**Required action**
The response must be made up of the lines in the entries below that contain "Menu".

[Excerpts from a dataset]
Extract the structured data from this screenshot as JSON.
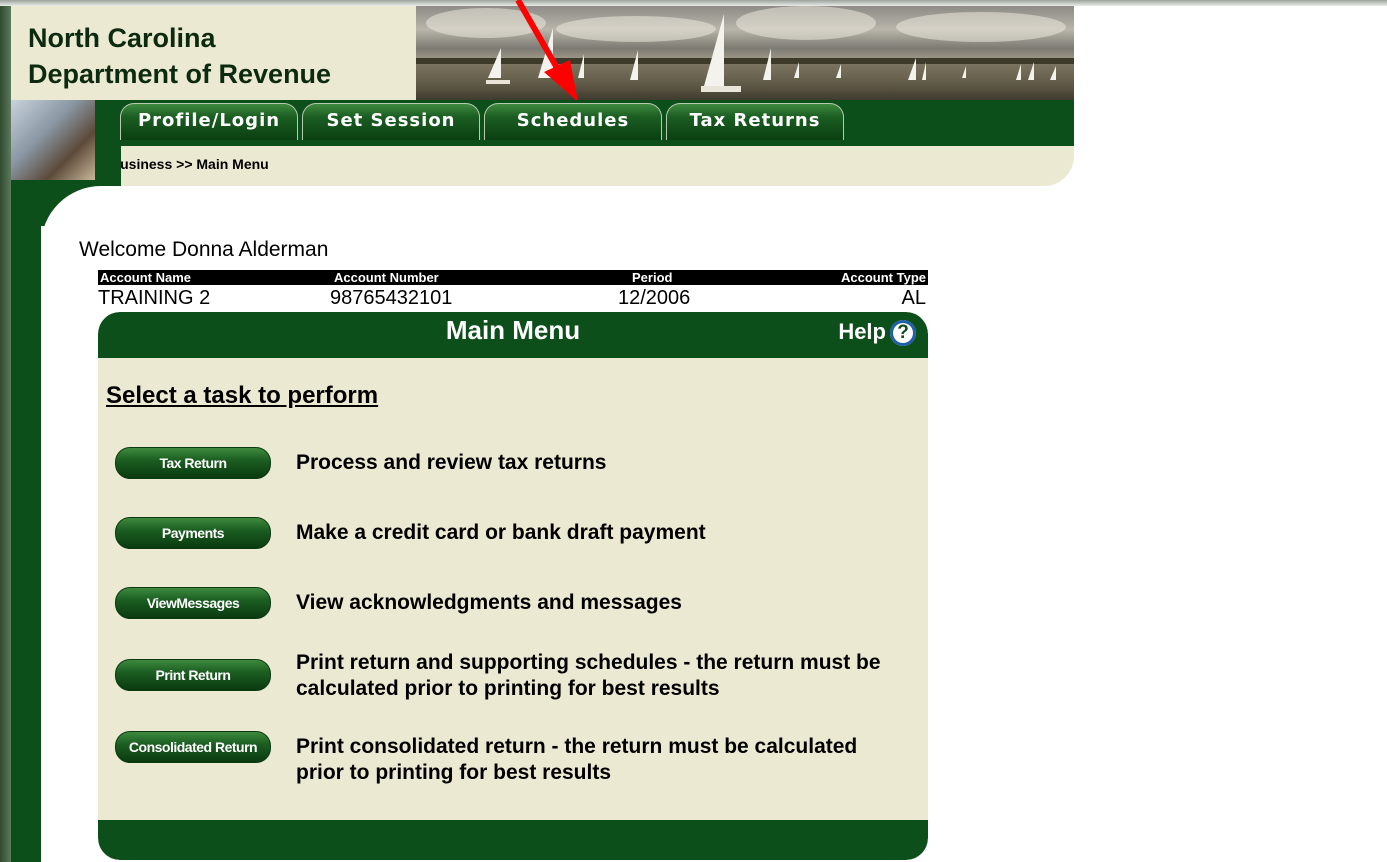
{
  "header": {
    "title_line1": "North Carolina",
    "title_line2": "Department of Revenue"
  },
  "nav": {
    "tabs": [
      "Profile/Login",
      "Set Session",
      "Schedules",
      "Tax Returns"
    ]
  },
  "breadcrumb": "Business >> Main Menu",
  "welcome": "Welcome Donna Alderman",
  "account": {
    "headers": [
      "Account Name",
      "Account Number",
      "Period",
      "Account Type"
    ],
    "values": [
      "TRAINING 2",
      "98765432101",
      "12/2006",
      "AL"
    ]
  },
  "panel": {
    "title": "Main Menu",
    "help_label": "Help",
    "help_icon": "?",
    "select_label": "Select a task to perform"
  },
  "tasks": [
    {
      "button": "Tax Return",
      "desc_line1": "Process and review tax returns",
      "desc_line2": ""
    },
    {
      "button": "Payments",
      "desc_line1": "Make a credit card or bank draft payment",
      "desc_line2": ""
    },
    {
      "button": "ViewMessages",
      "desc_line1": "View acknowledgments and messages",
      "desc_line2": ""
    },
    {
      "button": "Print Return",
      "desc_line1": "Print return and supporting schedules - the return must be",
      "desc_line2": "calculated prior to printing for best results"
    },
    {
      "button": "Consolidated Return",
      "desc_line1": "Print consolidated return - the return must be calculated",
      "desc_line2": "prior to printing for best results"
    }
  ],
  "colors": {
    "brand_green": "#0d4f1a",
    "panel_beige": "#ece9d3",
    "annotation_arrow": "#ff0000"
  }
}
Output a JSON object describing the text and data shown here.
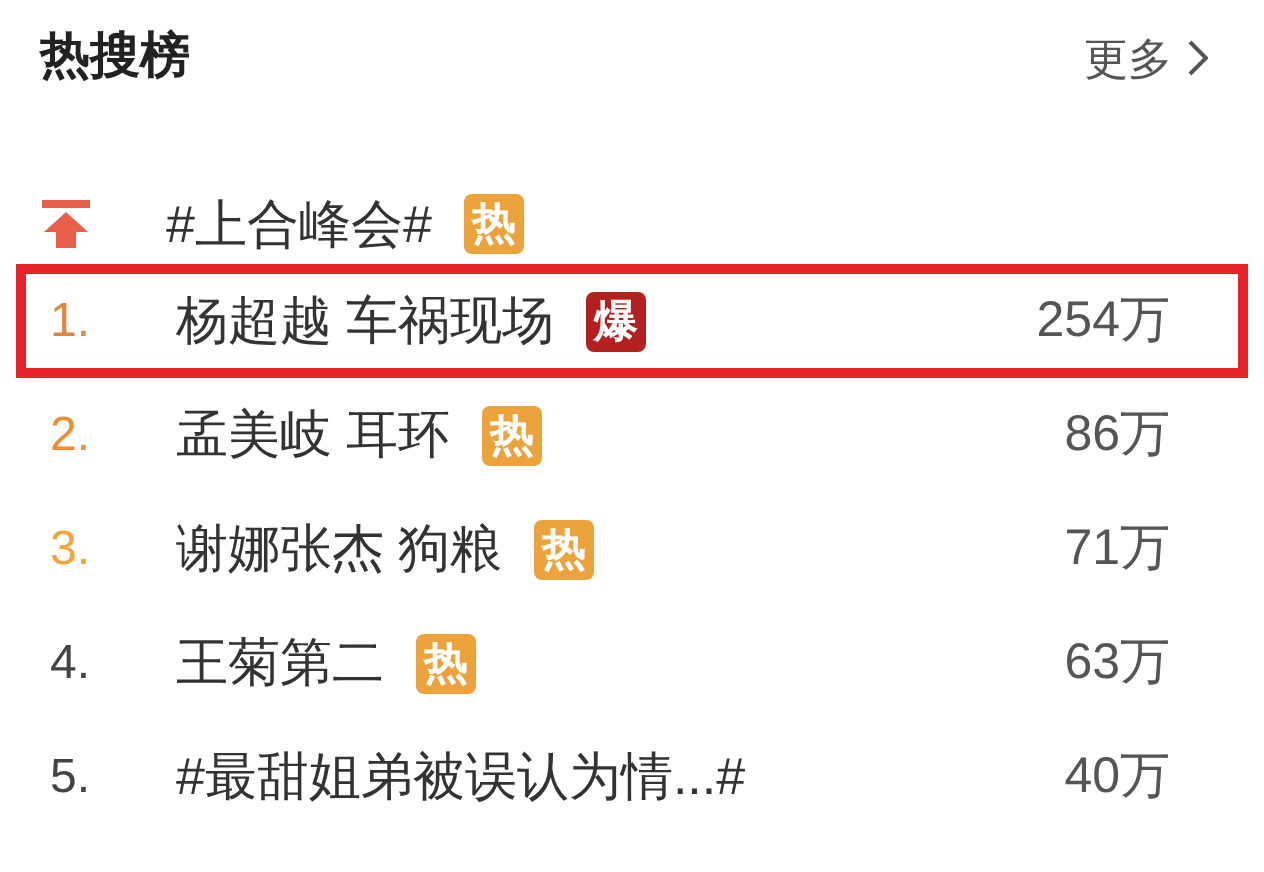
{
  "header": {
    "title": "热搜榜",
    "more": "更多"
  },
  "pinned": {
    "topic": "#上合峰会#",
    "badge": {
      "text": "热",
      "kind": "hot"
    }
  },
  "items": [
    {
      "rank": "1.",
      "color": "#e0873f",
      "topic": "杨超越 车祸现场",
      "badge": {
        "text": "爆",
        "kind": "boom"
      },
      "count": "254万",
      "highlighted": true
    },
    {
      "rank": "2.",
      "color": "#f08c2e",
      "topic": "孟美岐 耳环",
      "badge": {
        "text": "热",
        "kind": "hot"
      },
      "count": "86万",
      "highlighted": false
    },
    {
      "rank": "3.",
      "color": "#f2a33a",
      "topic": "谢娜张杰 狗粮",
      "badge": {
        "text": "热",
        "kind": "hot"
      },
      "count": "71万",
      "highlighted": false
    },
    {
      "rank": "4.",
      "color": "#444444",
      "topic": "王菊第二",
      "badge": {
        "text": "热",
        "kind": "hot"
      },
      "count": "63万",
      "highlighted": false
    },
    {
      "rank": "5.",
      "color": "#444444",
      "topic": "#最甜姐弟被误认为情...#",
      "count": "40万",
      "highlighted": false
    }
  ]
}
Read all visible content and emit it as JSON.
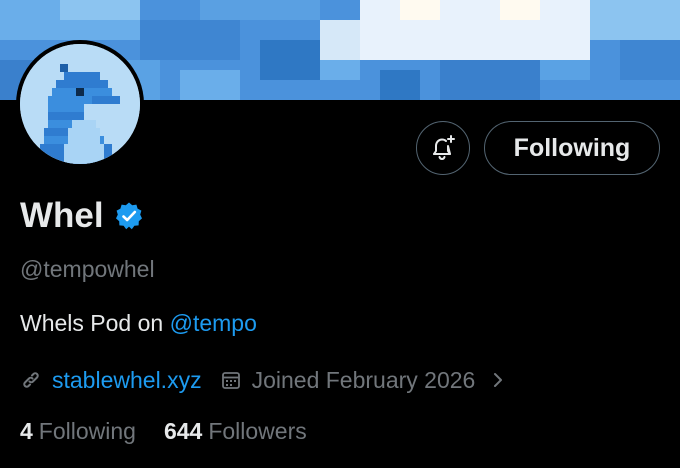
{
  "profile": {
    "display_name": "Whel",
    "handle": "@tempowhel",
    "bio_text": "Whels Pod on ",
    "bio_mention": "@tempo",
    "website": "stablewhel.xyz",
    "joined": "Joined February 2026",
    "following_count": "4",
    "following_label": "Following",
    "followers_count": "644",
    "followers_label": "Followers"
  },
  "actions": {
    "following_button_label": "Following"
  },
  "colors": {
    "background": "#000000",
    "accent": "#1d9bf0",
    "text_primary": "#e7e9ea",
    "text_secondary": "#71767b",
    "border": "#536471"
  },
  "icons": {
    "verified": "verified-badge-icon",
    "notify": "bell-plus-icon",
    "link": "link-icon",
    "calendar": "calendar-icon",
    "chevron": "chevron-right-icon"
  }
}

**Your response**
  "breadcrumb": "Business >> Main Menu",
    "title": "Main Menu",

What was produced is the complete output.